History | A307 2803 American Cultural History 1:00-2:15 TR BH109 Friedman
A307 | 2803 | Friedman

Above section open to undergraduates only.
Graduate students register for A507
A portion of the above section reserved for majors.

Organized both topically and chronologically, the course investigates
several select topics in American cultural life and thought from the late
19th century to the present. Above all, we shall seek to understand the
changing sense of personal selfhood in specific ethnic and religious
groups, social classes, genders, and professions in response to the
decline of local communities, the rise of centralized bureaucracies, and
the mechanization and specialization of labor. Subjective, perceived
realities and the ways in which these perceptions are expressed culturally
shall therefore constitute our central focus.

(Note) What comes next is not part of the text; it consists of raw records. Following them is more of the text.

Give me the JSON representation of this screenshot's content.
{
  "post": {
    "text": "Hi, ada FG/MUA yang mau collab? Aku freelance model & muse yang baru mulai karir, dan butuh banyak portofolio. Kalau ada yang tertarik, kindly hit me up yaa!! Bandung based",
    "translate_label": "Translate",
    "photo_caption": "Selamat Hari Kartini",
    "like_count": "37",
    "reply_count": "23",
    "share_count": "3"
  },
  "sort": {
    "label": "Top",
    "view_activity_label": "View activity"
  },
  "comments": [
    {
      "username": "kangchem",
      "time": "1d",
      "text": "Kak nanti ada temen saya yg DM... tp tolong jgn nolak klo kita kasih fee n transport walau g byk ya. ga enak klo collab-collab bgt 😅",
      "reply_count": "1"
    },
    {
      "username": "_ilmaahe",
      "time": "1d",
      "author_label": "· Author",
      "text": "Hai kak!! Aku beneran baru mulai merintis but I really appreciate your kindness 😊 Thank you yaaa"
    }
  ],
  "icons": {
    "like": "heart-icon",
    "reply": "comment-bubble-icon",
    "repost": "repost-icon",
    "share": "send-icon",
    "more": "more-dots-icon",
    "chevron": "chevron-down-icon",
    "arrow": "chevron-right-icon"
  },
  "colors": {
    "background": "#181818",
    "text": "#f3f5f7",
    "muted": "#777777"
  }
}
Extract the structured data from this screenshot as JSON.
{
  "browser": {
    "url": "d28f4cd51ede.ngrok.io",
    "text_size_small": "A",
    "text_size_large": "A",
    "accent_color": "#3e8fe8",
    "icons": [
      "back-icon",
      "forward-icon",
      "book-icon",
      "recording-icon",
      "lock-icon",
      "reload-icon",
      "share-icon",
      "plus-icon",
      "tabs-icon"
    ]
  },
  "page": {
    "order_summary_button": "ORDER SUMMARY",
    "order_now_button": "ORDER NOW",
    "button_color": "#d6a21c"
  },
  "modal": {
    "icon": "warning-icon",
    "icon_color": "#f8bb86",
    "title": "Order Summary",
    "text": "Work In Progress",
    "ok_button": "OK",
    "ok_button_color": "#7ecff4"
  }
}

Among others, readings shall include Alan Brinkley's examination of
potential for fascism in depressionary America (Voices of Protest), and
novels by Kate Chopin (The Awakening), Richard Wright (Native Son), and
David Guterson (Snow Falling on Cedars). Films such as "Modern Times"
(Chaplin) and "Saturday Night, Sunday Morning" shall also be seen. There
shall be two essay examinations, a mid-term and a final and a term paper.